This week, we switched from one package of butter to another and found a great contrast in the color of the two sticks of butter:
Both are organic butter, nothing fancy; the one at right is Kirkland brand from Costco, the one at left is King Soopers/Kroger’s organic store brand.
Why is one yellow — the color we might call “butter yellow” — while the other is nearly white?
Apparently, it has to do somewhat with the breed of cow, and more directly with the content of the cow’s feed. More fresh feed — in particular green grass or hay, which contains more beta carotene — turns butter more yellow. Beta carotene is a Vitamin A, the same thing that makes carrots yellow-gold to orange.
If butter is made from the milk of a cow that grazes naturally, on fresh grass in spring and summer, and drier grass or hay during the winter, the color of the butter will vary. Rich spring cream makes a nice yellow butter. That’s why margarine makers dye their products yellow.
We were happy to find that nice yellow butter for some fresh baguettes for dinner last week.
What is European butter?
The topic of butter also came up a few weeks ago when I had dinner at the wonderful Restaurant Six89 in Carbondale, Colo., for my mother’s birthday.
We pretty much raved about everything, and our pleasure in the meal was only enhanced by my before-dinner peek at their backyard chicken coop — and sight of a couple of the cooks heading out to the garden to snip herbs for the meal.
We got into conversation about butter, though, because Six89’s butter was especially delicious (even shot by camera phone in the dim lighting).
I speculated that maybe it was just good butter, soft, or maybe they use European-style butter. My mother and sister asked just what European-style butter was. I thought it was butter with a higher percentage of butterfat, and according to Wikipedia, I was correct:

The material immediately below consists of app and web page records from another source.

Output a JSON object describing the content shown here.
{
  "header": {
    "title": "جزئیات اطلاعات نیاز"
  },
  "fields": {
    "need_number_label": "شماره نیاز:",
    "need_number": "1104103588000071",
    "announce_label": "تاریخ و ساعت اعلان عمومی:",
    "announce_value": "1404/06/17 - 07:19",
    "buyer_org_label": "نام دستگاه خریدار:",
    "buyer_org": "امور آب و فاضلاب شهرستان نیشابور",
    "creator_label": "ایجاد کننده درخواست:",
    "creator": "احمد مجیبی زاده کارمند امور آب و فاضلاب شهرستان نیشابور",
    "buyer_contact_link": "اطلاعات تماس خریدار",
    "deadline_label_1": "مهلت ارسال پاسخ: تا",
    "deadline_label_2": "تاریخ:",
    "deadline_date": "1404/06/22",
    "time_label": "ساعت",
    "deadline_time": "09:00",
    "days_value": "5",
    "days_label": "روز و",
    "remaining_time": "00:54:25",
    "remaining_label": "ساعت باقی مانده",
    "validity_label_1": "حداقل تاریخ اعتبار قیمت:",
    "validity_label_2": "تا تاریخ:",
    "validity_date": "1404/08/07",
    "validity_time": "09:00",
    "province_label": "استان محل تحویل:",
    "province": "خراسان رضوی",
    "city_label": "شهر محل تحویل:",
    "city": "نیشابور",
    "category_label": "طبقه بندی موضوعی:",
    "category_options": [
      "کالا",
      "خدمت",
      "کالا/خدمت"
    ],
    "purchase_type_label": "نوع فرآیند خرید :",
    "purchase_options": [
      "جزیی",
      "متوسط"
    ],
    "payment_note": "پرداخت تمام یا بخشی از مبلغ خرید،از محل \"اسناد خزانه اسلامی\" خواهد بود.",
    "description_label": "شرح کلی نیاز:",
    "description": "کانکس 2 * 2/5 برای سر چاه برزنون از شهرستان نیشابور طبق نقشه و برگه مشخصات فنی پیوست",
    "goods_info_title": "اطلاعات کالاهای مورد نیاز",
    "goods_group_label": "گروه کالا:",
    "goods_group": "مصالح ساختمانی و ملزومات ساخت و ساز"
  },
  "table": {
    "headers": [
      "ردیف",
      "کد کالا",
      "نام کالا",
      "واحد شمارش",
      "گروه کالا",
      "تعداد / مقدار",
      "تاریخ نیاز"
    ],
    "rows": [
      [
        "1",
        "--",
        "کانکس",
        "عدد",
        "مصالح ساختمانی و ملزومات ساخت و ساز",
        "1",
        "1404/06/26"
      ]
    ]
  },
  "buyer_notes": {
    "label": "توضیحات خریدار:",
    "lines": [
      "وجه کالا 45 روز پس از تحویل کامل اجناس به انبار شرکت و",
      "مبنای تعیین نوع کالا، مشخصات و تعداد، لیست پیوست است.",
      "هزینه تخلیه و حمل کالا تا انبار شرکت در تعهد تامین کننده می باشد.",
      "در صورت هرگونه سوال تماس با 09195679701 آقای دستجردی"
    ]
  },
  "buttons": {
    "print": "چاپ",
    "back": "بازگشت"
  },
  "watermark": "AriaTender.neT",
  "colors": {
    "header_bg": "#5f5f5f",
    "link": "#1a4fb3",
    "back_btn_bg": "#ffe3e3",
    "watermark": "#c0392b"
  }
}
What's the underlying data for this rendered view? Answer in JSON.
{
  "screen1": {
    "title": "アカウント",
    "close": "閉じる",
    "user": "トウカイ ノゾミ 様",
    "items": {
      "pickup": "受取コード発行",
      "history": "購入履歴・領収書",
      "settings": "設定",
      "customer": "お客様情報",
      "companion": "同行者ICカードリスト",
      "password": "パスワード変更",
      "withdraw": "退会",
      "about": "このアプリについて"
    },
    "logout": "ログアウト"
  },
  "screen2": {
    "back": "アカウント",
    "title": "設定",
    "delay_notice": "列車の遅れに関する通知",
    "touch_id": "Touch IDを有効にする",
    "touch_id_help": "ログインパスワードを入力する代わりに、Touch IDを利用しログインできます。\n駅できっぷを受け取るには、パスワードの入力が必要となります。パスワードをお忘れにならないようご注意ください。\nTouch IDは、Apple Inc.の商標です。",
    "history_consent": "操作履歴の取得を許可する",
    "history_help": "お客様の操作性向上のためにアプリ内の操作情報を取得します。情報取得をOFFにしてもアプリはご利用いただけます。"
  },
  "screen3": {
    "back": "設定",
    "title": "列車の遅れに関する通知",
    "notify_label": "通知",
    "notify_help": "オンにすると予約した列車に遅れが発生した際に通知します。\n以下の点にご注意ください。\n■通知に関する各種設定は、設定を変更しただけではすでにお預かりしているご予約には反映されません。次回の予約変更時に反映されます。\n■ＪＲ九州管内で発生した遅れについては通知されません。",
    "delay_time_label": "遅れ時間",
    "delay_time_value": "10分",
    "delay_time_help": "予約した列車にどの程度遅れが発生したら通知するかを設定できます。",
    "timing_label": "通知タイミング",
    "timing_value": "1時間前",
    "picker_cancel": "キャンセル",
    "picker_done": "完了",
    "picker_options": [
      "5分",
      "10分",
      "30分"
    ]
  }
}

European butter typically contains 82% to 84% butterfat and comes in salted and unsalted varieties. The greater portion of butterfat makes European butter taste richer than American butter.
Butter sold in United States markets is typically 80% to 82% butterfat and salted, unless marked otherwise. Flavorings, colorings, and preservatives may also be added. European style butter, at 82% or greater fat content, is refered to as “dry butter”, and is available in specialty shops. Salted butter is generally sold in sticks wrapped in wax paper, while unsalted butter is sometimes wrapped in aluminum foil.
Whatever continent it comes from, it’s delicious. Six89 gives the option of olive oil or butter for bread, but I’m a butter girl myself.
What about nutrition?
If you are hungering for some butter and wondering about its nutritional value, check out this interesting article that argues that butter isn’t really too bad … for a fat. (But margarine, it says, is bad.)
And if you’d like to go the other direction completely, a Google search revealed that Wilton makes something special for cakes — no-color artificial butter flavoring. Don’t drink the whole bottle in one sitting!